Within the records below, repeat each line exactly but keep every picture out of the copy.

§ Excerpted records
■ ■ ■ ■ ■

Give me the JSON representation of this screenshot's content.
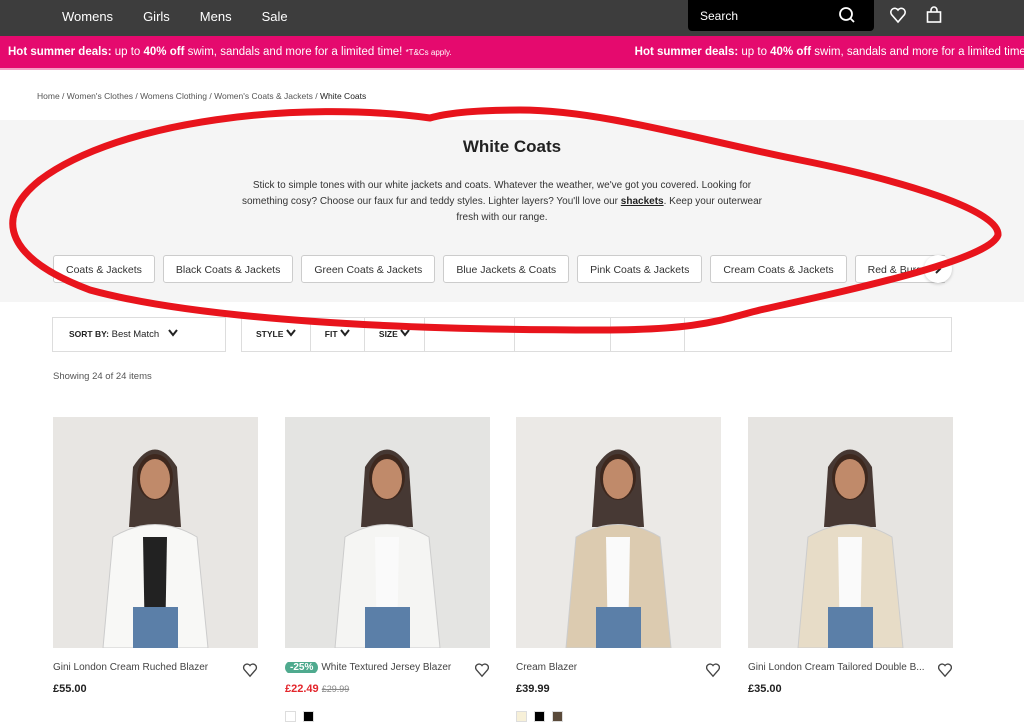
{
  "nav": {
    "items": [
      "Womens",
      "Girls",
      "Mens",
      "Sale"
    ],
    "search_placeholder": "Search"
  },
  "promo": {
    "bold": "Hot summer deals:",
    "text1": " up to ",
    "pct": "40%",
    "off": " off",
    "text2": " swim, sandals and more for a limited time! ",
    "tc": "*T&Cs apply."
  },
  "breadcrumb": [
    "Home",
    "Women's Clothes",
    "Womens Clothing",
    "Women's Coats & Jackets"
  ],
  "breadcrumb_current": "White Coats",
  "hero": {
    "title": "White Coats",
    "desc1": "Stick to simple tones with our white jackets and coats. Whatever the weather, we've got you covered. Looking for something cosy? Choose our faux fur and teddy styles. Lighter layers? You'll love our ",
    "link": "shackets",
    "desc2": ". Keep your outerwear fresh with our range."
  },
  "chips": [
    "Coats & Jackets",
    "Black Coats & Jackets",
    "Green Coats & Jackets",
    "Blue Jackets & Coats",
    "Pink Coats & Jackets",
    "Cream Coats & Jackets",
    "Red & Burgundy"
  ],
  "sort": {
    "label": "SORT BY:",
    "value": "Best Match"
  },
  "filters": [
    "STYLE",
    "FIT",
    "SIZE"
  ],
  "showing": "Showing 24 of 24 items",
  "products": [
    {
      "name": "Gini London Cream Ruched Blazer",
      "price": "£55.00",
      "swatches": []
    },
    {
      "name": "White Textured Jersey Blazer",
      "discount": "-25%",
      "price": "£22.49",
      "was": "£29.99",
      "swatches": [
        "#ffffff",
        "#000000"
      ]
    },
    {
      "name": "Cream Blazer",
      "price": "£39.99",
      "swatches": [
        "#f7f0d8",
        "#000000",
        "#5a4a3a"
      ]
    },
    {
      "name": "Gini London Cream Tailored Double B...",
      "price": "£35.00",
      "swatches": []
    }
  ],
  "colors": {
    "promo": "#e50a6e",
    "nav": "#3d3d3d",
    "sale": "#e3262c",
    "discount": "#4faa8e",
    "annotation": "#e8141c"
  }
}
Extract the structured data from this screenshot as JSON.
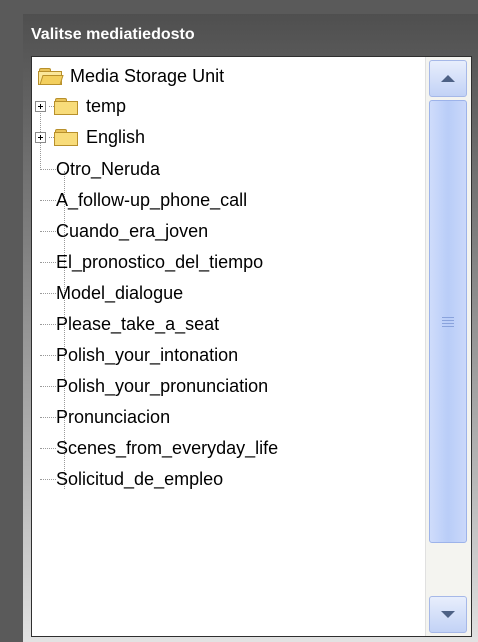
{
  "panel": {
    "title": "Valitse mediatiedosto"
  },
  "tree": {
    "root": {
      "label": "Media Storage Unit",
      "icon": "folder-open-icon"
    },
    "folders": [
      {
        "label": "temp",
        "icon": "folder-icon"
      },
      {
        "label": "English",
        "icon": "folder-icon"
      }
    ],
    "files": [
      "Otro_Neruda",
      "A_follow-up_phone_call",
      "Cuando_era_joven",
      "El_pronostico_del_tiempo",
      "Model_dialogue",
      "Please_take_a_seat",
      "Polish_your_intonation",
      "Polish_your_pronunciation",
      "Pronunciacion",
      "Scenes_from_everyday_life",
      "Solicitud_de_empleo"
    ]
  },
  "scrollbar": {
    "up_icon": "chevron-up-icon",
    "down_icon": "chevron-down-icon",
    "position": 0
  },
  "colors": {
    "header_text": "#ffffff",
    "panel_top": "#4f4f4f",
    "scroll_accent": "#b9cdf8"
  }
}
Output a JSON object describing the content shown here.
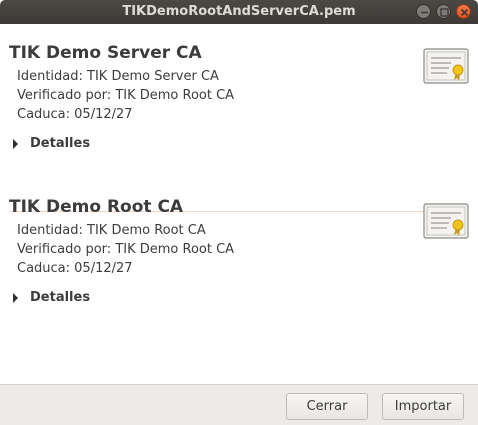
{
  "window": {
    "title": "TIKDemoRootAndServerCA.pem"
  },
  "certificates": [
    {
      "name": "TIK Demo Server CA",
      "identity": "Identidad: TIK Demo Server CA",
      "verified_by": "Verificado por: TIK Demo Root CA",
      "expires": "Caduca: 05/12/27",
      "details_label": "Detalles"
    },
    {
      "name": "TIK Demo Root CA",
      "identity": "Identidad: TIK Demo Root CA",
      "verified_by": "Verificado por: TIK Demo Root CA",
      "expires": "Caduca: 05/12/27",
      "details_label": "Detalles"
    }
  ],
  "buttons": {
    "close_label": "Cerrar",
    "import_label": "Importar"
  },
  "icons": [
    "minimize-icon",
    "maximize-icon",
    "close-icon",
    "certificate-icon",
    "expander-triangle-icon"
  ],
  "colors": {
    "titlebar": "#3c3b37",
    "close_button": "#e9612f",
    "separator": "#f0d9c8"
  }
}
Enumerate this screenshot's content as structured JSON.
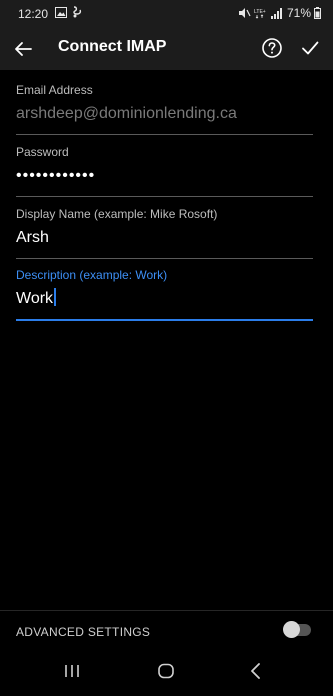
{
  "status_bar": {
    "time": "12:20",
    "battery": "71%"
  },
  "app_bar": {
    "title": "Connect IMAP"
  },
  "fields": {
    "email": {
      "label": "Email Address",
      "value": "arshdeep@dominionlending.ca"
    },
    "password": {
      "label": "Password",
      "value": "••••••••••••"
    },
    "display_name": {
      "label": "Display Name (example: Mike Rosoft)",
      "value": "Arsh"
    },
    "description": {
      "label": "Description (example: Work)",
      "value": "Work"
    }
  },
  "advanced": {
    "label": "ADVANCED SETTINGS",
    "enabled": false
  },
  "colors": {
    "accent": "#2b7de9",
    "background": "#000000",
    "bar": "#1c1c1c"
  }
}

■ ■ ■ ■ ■

§ Your solution
Give me the JSON representation of this screenshot's content.
{
  "nav": {
    "items": [
      "Womens",
      "Girls",
      "Mens",
      "Sale"
    ],
    "search_placeholder": "Search"
  },
  "promo": {
    "bold": "Hot summer deals:",
    "text1": " up to ",
    "pct": "40%",
    "off": " off",
    "text2": " swim, sandals and more for a limited time! ",
    "tc": "*T&Cs apply."
  },
  "breadcrumb": [
    "Home",
    "Women's Clothes",
    "Womens Clothing",
    "Women's Coats & Jackets"
  ],
  "breadcrumb_current": "White Coats",
  "hero": {
    "title": "White Coats",
    "desc1": "Stick to simple tones with our white jackets and coats. Whatever the weather, we've got you covered. Looking for something cosy? Choose our faux fur and teddy styles. Lighter layers? You'll love our ",
    "link": "shackets",
    "desc2": ". Keep your outerwear fresh with our range."
  },
  "chips": [
    "Coats & Jackets",
    "Black Coats & Jackets",
    "Green Coats & Jackets",
    "Blue Jackets & Coats",
    "Pink Coats & Jackets",
    "Cream Coats & Jackets",
    "Red & Burgundy"
  ],
  "sort": {
    "label": "SORT BY:",
    "value": "Best Match"
  },
  "filters": [
    "STYLE",
    "FIT",
    "SIZE"
  ],
  "showing": "Showing 24 of 24 items",
  "products": [
    {
      "name": "Gini London Cream Ruched Blazer",
      "price": "£55.00",
      "swatches": []
    },
    {
      "name": "White Textured Jersey Blazer",
      "discount": "-25%",
      "price": "£22.49",
      "was": "£29.99",
      "swatches": [
        "#ffffff",
        "#000000"
      ]
    },
    {
      "name": "Cream Blazer",
      "price": "£39.99",
      "swatches": [
        "#f7f0d8",
        "#000000",
        "#5a4a3a"
      ]
    },
    {
      "name": "Gini London Cream Tailored Double B...",
      "price": "£35.00",
      "swatches": []
    }
  ],
  "colors": {
    "promo": "#e50a6e",
    "nav": "#3d3d3d",
    "sale": "#e3262c",
    "discount": "#4faa8e",
    "annotation": "#e8141c"
  }
}
Extract the structured data from this screenshot as JSON.
{
  "panel": {
    "title": "Valitse mediatiedosto"
  },
  "tree": {
    "root": {
      "label": "Media Storage Unit",
      "icon": "folder-open-icon"
    },
    "folders": [
      {
        "label": "temp",
        "icon": "folder-icon"
      },
      {
        "label": "English",
        "icon": "folder-icon"
      }
    ],
    "files": [
      "Otro_Neruda",
      "A_follow-up_phone_call",
      "Cuando_era_joven",
      "El_pronostico_del_tiempo",
      "Model_dialogue",
      "Please_take_a_seat",
      "Polish_your_intonation",
      "Polish_your_pronunciation",
      "Pronunciacion",
      "Scenes_from_everyday_life",
      "Solicitud_de_empleo"
    ]
  },
  "scrollbar": {
    "up_icon": "chevron-up-icon",
    "down_icon": "chevron-down-icon",
    "position": 0
  },
  "colors": {
    "header_text": "#ffffff",
    "panel_top": "#4f4f4f",
    "scroll_accent": "#b9cdf8"
  }
}
Output a JSON object describing the content shown here.
{
  "window": {
    "title": "TIKDemoRootAndServerCA.pem"
  },
  "certificates": [
    {
      "name": "TIK Demo Server CA",
      "identity": "Identidad: TIK Demo Server CA",
      "verified_by": "Verificado por: TIK Demo Root CA",
      "expires": "Caduca: 05/12/27",
      "details_label": "Detalles"
    },
    {
      "name": "TIK Demo Root CA",
      "identity": "Identidad: TIK Demo Root CA",
      "verified_by": "Verificado por: TIK Demo Root CA",
      "expires": "Caduca: 05/12/27",
      "details_label": "Detalles"
    }
  ],
  "buttons": {
    "close_label": "Cerrar",
    "import_label": "Importar"
  },
  "icons": [
    "minimize-icon",
    "maximize-icon",
    "close-icon",
    "certificate-icon",
    "expander-triangle-icon"
  ],
  "colors": {
    "titlebar": "#3c3b37",
    "close_button": "#e9612f",
    "separator": "#f0d9c8"
  }
}
Enumerate this screenshot's content as structured JSON.
{
  "status_bar": {
    "time": "12:20",
    "battery": "71%"
  },
  "app_bar": {
    "title": "Connect IMAP"
  },
  "fields": {
    "email": {
      "label": "Email Address",
      "value": "arshdeep@dominionlending.ca"
    },
    "password": {
      "label": "Password",
      "value": "••••••••••••"
    },
    "display_name": {
      "label": "Display Name (example: Mike Rosoft)",
      "value": "Arsh"
    },
    "description": {
      "label": "Description (example: Work)",
      "value": "Work"
    }
  },
  "advanced": {
    "label": "ADVANCED SETTINGS",
    "enabled": false
  },
  "colors": {
    "accent": "#2b7de9",
    "background": "#000000",
    "bar": "#1c1c1c"
  }
}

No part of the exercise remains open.